HAHAHA! another GREAT post Ruthie. Our 2nd is almost ready for the permit. He knows I’m a gasper, they all know it and know they’ll have to live with it when they learn to drive.
My oldest, Luke Duke’d it early in her driving career, up a hill and landed beside a stop sign in the opposite direction, she is VERY careful, but hit the gas instead of the break when something seemed to malfunction on the car (front flat tire maybe?) God shielded my eyes from it after she smartly called and told me she “had a flat tire” About 30 minutes after I arrived, I realized exactly what happened, let’s just say I would have absolutely FREAKED out if I had driven up and realized it immediately. God is SO good to us Mommas
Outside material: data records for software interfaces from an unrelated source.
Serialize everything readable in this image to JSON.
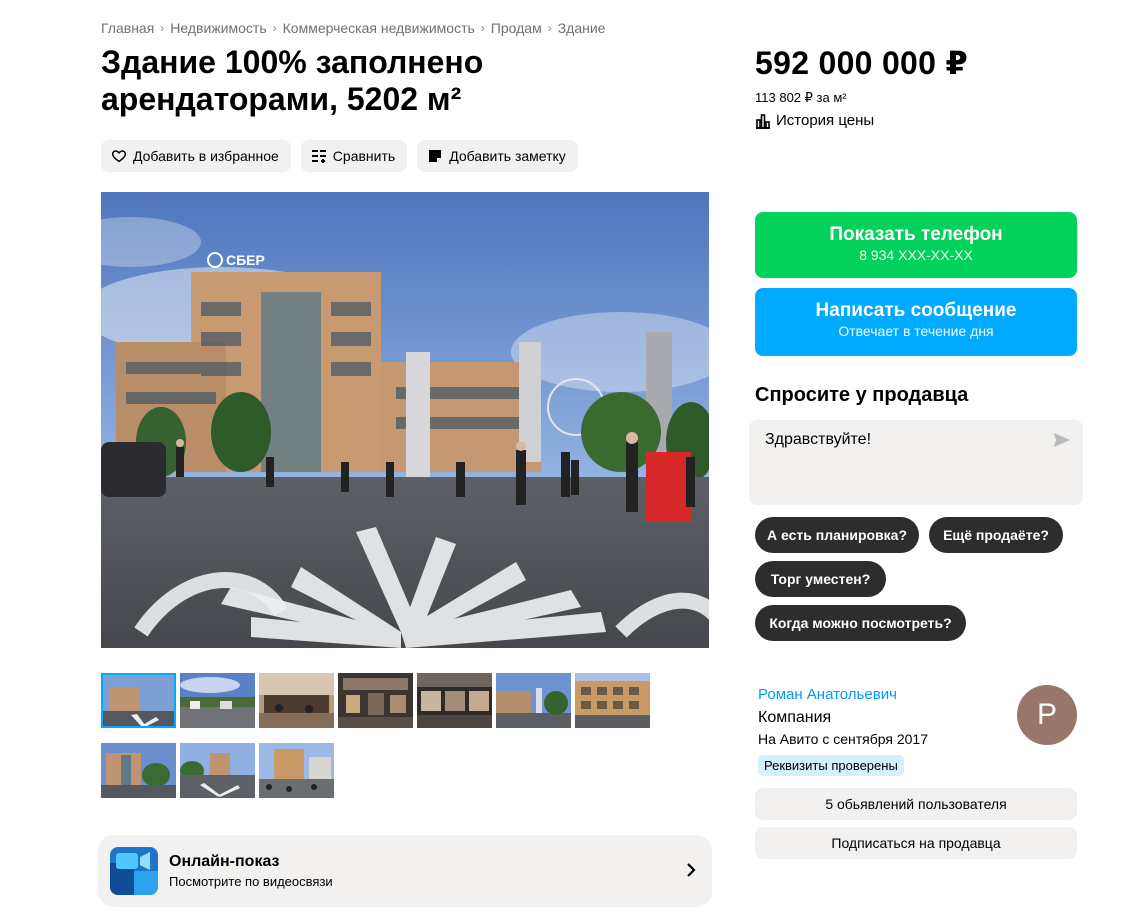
{
  "breadcrumb": [
    "Главная",
    "Недвижимость",
    "Коммерческая недвижимость",
    "Продам",
    "Здание"
  ],
  "title": "Здание 100% заполнено арендаторами, 5202 м²",
  "actions": {
    "favorite": "Добавить в избранное",
    "compare": "Сравнить",
    "note": "Добавить заметку"
  },
  "photo": {
    "sign": "СБЕР",
    "thumbnails_count": 10,
    "active_thumbnail": 1
  },
  "online_show": {
    "title": "Онлайн-показ",
    "subtitle": "Посмотрите по видеосвязи"
  },
  "price": {
    "total": "592 000 000 ₽",
    "per_meter": "113 802 ₽ за м²",
    "history": "История цены"
  },
  "contact": {
    "phone_label": "Показать телефон",
    "phone_number": "8 934 XXX-XX-XX",
    "message_label": "Написать сообщение",
    "message_sub": "Отвечает в течение дня"
  },
  "ask": {
    "title": "Спросите у продавца",
    "message": "Здравствуйте!",
    "chips": [
      "А есть планировка?",
      "Ещё продаёте?",
      "Торг уместен?",
      "Когда можно посмотреть?"
    ]
  },
  "seller": {
    "name": "Роман Анатольевич",
    "type": "Компания",
    "since": "На Авито с сентября 2017",
    "verified": "Реквизиты проверены",
    "avatar_letter": "Р",
    "listings": "5 обьявлений пользователя",
    "subscribe": "Подписаться на продавца"
  },
  "colors": {
    "green": "#02d15c",
    "blue": "#00aaff",
    "link": "#0099f7",
    "chip": "#2d2d2d",
    "avatar": "#98766a"
  }
}
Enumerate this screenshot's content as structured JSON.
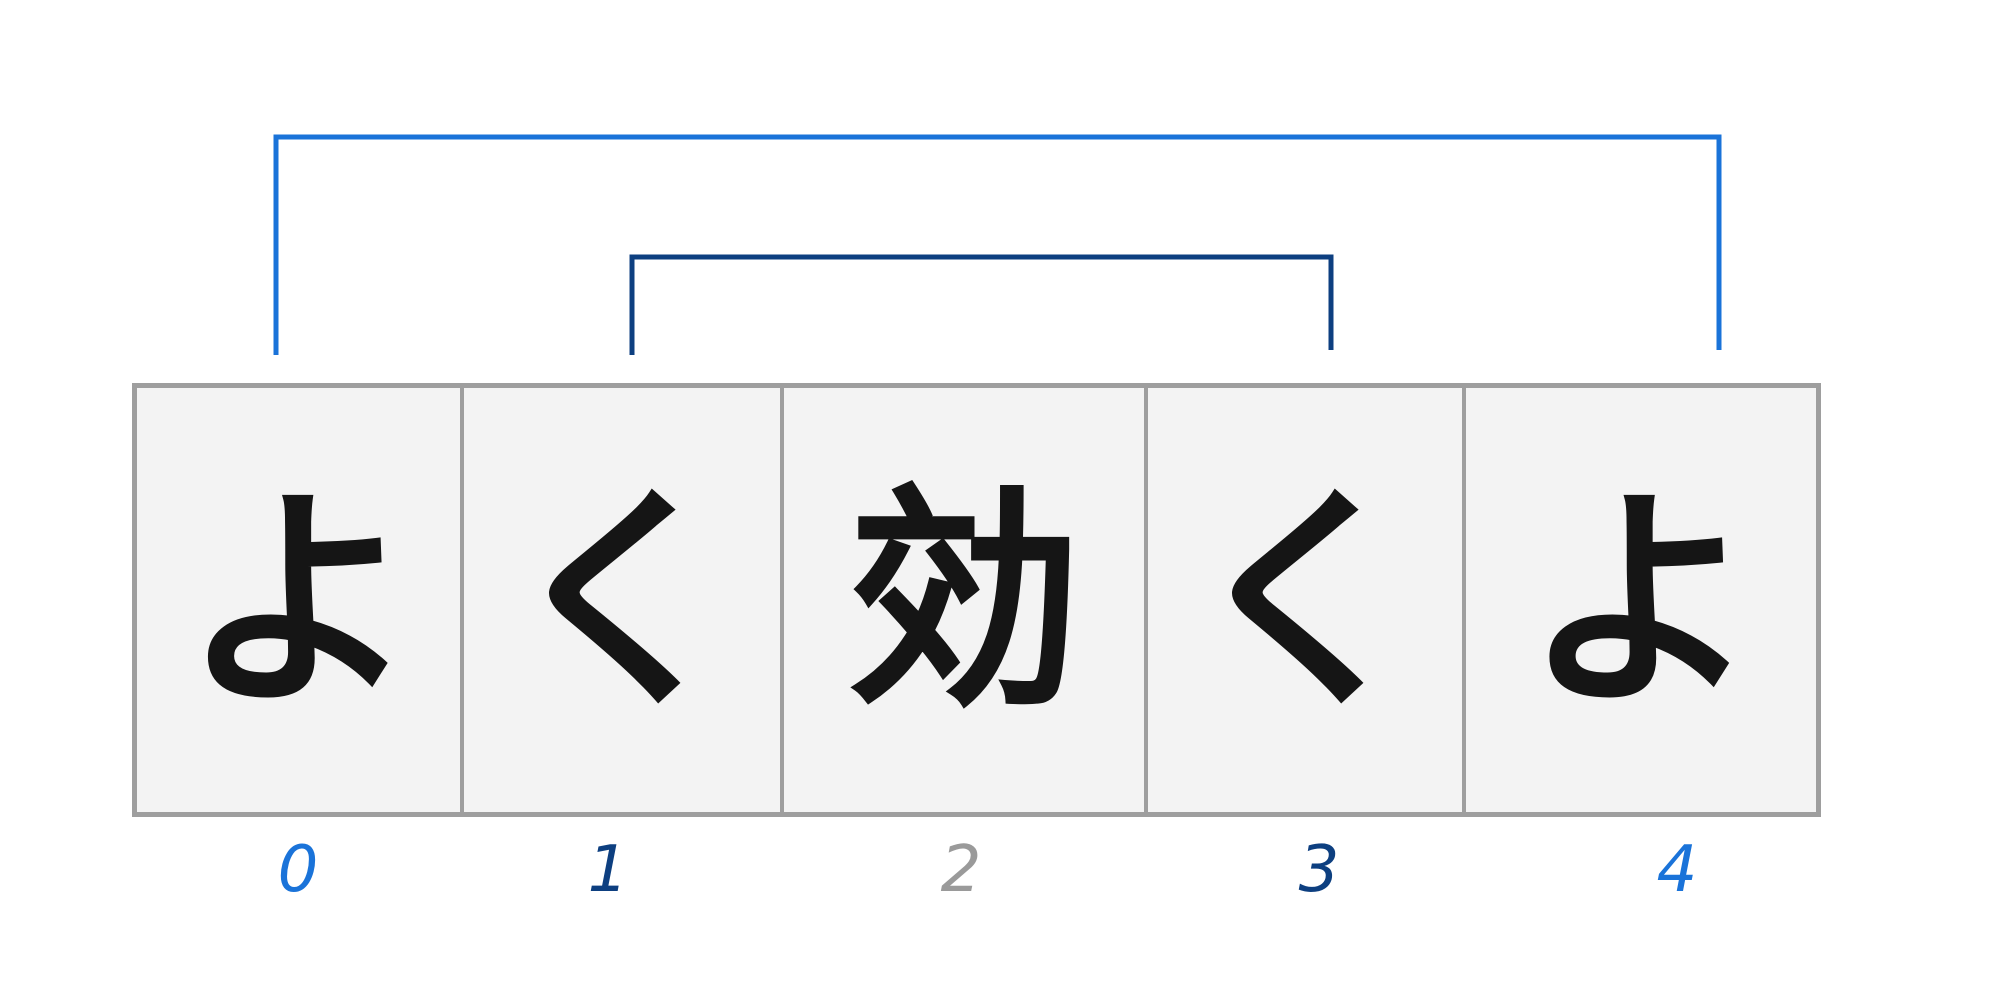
{
  "cells": [
    {
      "char": "よ",
      "index": "0",
      "color": "#1a73d9"
    },
    {
      "char": "く",
      "index": "1",
      "color": "#0d3f80"
    },
    {
      "char": "効",
      "index": "2",
      "color": "#9a9a9a"
    },
    {
      "char": "く",
      "index": "3",
      "color": "#0d3f80"
    },
    {
      "char": "よ",
      "index": "4",
      "color": "#1a73d9"
    }
  ],
  "pairs": [
    {
      "from": "0",
      "to": "4",
      "color": "#1a73d9"
    },
    {
      "from": "1",
      "to": "3",
      "color": "#0d3f80"
    }
  ]
}
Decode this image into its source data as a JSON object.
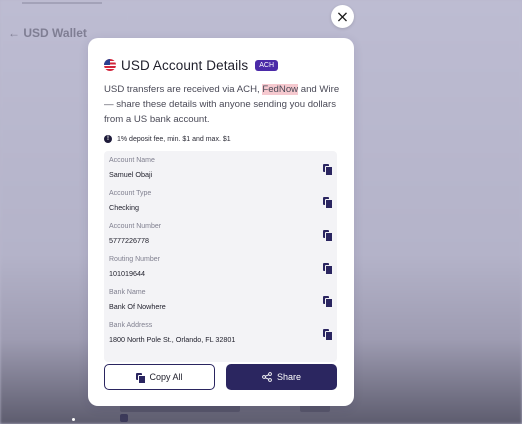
{
  "background": {
    "page_title": "USD Wallet"
  },
  "modal": {
    "title": "USD Account Details",
    "badge": "ACH",
    "description": {
      "before": "USD transfers are received via ACH, ",
      "highlight": "FedNow",
      "after": " and Wire — share these details with anyone sending you dollars from a US bank account."
    },
    "fee_note": "1% deposit fee, min. $1 and max. $1",
    "details": [
      {
        "label": "Account Name",
        "value": "Samuel Obaji"
      },
      {
        "label": "Account Type",
        "value": "Checking"
      },
      {
        "label": "Account Number",
        "value": "5777226778"
      },
      {
        "label": "Routing Number",
        "value": "101019644"
      },
      {
        "label": "Bank Name",
        "value": "Bank Of Nowhere"
      },
      {
        "label": "Bank Address",
        "value": "1800 North Pole St., Orlando, FL 32801"
      }
    ],
    "buttons": {
      "copy_all": "Copy All",
      "share": "Share"
    }
  },
  "close_label": "×",
  "colors": {
    "accent": "#2b2660",
    "badge": "#4b2aa8",
    "highlight": "#f6c9cf",
    "overlay": "#b9b8cd"
  },
  "icons": [
    "close-icon",
    "us-flag-icon",
    "info-icon",
    "copy-icon",
    "share-icon"
  ]
}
Oh dear. We stay on our knees a lot during this stage, don’t we? LOL Luke Duke’d it – knew EXACTLY what that meant (are we dating ourselves?)! So funny! It’s fun to laugh now – at the time it’s pretty traumatic. And YES – God is so good to us! We need to keep reminding ourselves of that very fact!!
Thanks for reading through this series with me, Christy, I’ve enjoyed having you along so much!
And thanks for the encouragement to still hook up to fmf – I’ve been hesitant because I spend so much time on each post, just because of the book endeavor and how I want to orchestrate the process. I’ll be over soon!
Great tips Ruthie!!! Love your writing 😀 The first time I let our daughter practice she drove the car off the edge of the road & right into a shrub (that did happen to be handing OVER the edge of the road). We laughed and laughed. I’d picked a deserted place with no live bodies around. So… why not laugh!!
Absolutely you have to laugh! Ahhh I remember doing some really dumb things myself when learning to drive and my dad and I laughing too. And my kids (usually much later, though)! Loved your bush story and YES – so wise to pick the deserted area. SO. WISE.
Thanks for coming over! I loved your pictures of the sun coming up this morning!
Erma’s quote – that was one wise and funny lady. Love her stuff. This hat I left for my husband to wear. I could not and still do not enjoy driving with my children, or riding for that matter if they are behind the wheel. I can’t believe all the hats you came up with.
Yes she was!!! I’ve always loved her stuff and wanted to pattern myself somewhat after her. I must confess – hubs did most of the teaching of the older two. But I was on my own with the younger two because he was out of town so much. Didn’t care for it one bit.
And Jim and I brainstormed for all the hats a couple weeks ago and I wrote down ideas for each one so I could just go and pick the hat when I’m ready to write! The whole hat idea was my oldest daughter’s, and I loved it right off the bat. Thanks for sticking with me, friend!
Karrilee Aggett says
LOL! Try not to gasp! Yep… that’s a good one! When our girlie was learning, we were all three shocked to hear that she wanted ME to take her more than her Dad! I am the one who battles fear, and he is the one who is always laid back… but not when it came to putting her behind a wheel! I think it had a lot to do with the no gasping! 😉
Hi Karrilee! I enjoy hearing about your memories with your daughter! It’s funny, the laid back ones are always the ones who spaz out (like my dad and I). Jim taught our older two and then I had no choice when it was time for the younger two – he went MIA with work lol. I did not enjoy. But we lived. 🙂
Rachel Kathrine says
Ruthie, you are hilarious, I love reading your posts. Maybe they’ll fail, this buys you more time, so funny!
True life there, girlie. I could tell you so much more. But I don’t want to scare you too much. 😉 Thanks for connecting again and for your kindness!
Anita Ojeda says
Awesome advice! Don’t forget to teach them how to drive in snow and ice–even if you have to flood your driveway on a cold night ;).
That sounds like another great story, Anita! lol you have some good ones, girl. Thanks for the visit!
Gigi, you are an awesome and comical writer – LOVE THIS SERIES. I don’t always comment but usually read. YSFAM
Thanks, Mimi! I’m covered up what with hats and extended family living with me, but God has been very gracious to lead me through each step! (Although not more than a step!;) Thanks for reading, I’m so glad you’re in my life! YSFAM